* **ASSIGNED TASK**: The response must restate the data exactly, with nothing left out.

(PROVIDED RECORDS begins)

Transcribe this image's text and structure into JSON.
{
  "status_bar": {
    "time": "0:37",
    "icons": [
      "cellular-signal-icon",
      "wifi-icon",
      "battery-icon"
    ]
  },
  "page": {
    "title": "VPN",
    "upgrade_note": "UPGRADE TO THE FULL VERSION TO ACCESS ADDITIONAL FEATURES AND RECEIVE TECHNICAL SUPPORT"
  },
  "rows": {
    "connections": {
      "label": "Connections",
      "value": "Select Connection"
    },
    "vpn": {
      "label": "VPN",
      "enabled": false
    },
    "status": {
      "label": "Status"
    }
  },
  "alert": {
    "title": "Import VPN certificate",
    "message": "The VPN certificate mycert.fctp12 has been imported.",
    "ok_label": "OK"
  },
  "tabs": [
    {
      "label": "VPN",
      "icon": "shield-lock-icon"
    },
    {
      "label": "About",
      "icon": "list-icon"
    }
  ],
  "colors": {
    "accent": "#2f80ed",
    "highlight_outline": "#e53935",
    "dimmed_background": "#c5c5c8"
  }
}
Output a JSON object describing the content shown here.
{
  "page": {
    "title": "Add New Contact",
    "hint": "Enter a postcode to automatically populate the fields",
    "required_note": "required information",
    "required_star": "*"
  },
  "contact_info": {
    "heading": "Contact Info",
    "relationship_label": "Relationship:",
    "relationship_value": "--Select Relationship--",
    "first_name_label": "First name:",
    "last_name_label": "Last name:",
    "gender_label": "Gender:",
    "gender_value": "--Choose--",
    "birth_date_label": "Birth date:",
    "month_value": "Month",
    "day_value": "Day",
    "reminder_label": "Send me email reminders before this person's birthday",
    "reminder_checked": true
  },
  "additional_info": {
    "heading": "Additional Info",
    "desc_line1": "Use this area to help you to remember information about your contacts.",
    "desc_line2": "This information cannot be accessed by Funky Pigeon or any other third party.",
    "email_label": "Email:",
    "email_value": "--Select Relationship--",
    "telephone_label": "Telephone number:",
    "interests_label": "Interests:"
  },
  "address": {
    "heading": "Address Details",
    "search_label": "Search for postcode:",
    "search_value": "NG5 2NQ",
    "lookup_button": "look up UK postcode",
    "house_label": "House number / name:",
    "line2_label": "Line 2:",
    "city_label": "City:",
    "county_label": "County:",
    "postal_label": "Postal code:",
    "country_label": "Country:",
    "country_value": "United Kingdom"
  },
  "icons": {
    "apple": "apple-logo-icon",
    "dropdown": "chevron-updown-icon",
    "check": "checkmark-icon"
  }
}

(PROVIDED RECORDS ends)

* **WRITTEN SOLUTION**:
Transcribe this image's text and structure into JSON.
{
  "status_bar": {
    "time": "0:37",
    "icons": [
      "cellular-signal-icon",
      "wifi-icon",
      "battery-icon"
    ]
  },
  "page": {
    "title": "VPN",
    "upgrade_note": "UPGRADE TO THE FULL VERSION TO ACCESS ADDITIONAL FEATURES AND RECEIVE TECHNICAL SUPPORT"
  },
  "rows": {
    "connections": {
      "label": "Connections",
      "value": "Select Connection"
    },
    "vpn": {
      "label": "VPN",
      "enabled": false
    },
    "status": {
      "label": "Status"
    }
  },
  "alert": {
    "title": "Import VPN certificate",
    "message": "The VPN certificate mycert.fctp12 has been imported.",
    "ok_label": "OK"
  },
  "tabs": [
    {
      "label": "VPN",
      "icon": "shield-lock-icon"
    },
    {
      "label": "About",
      "icon": "list-icon"
    }
  ],
  "colors": {
    "accent": "#2f80ed",
    "highlight_outline": "#e53935",
    "dimmed_background": "#c5c5c8"
  }
}
Output a JSON object describing the content shown here.
{
  "page": {
    "title": "Add New Contact",
    "hint": "Enter a postcode to automatically populate the fields",
    "required_note": "required information",
    "required_star": "*"
  },
  "contact_info": {
    "heading": "Contact Info",
    "relationship_label": "Relationship:",
    "relationship_value": "--Select Relationship--",
    "first_name_label": "First name:",
    "last_name_label": "Last name:",
    "gender_label": "Gender:",
    "gender_value": "--Choose--",
    "birth_date_label": "Birth date:",
    "month_value": "Month",
    "day_value": "Day",
    "reminder_label": "Send me email reminders before this person's birthday",
    "reminder_checked": true
  },
  "additional_info": {
    "heading": "Additional Info",
    "desc_line1": "Use this area to help you to remember information about your contacts.",
    "desc_line2": "This information cannot be accessed by Funky Pigeon or any other third party.",
    "email_label": "Email:",
    "email_value": "--Select Relationship--",
    "telephone_label": "Telephone number:",
    "interests_label": "Interests:"
  },
  "address": {
    "heading": "Address Details",
    "search_label": "Search for postcode:",
    "search_value": "NG5 2NQ",
    "lookup_button": "look up UK postcode",
    "house_label": "House number / name:",
    "line2_label": "Line 2:",
    "city_label": "City:",
    "county_label": "County:",
    "postal_label": "Postal code:",
    "country_label": "Country:",
    "country_value": "United Kingdom"
  },
  "icons": {
    "apple": "apple-logo-icon",
    "dropdown": "chevron-updown-icon",
    "check": "checkmark-icon"
  }
}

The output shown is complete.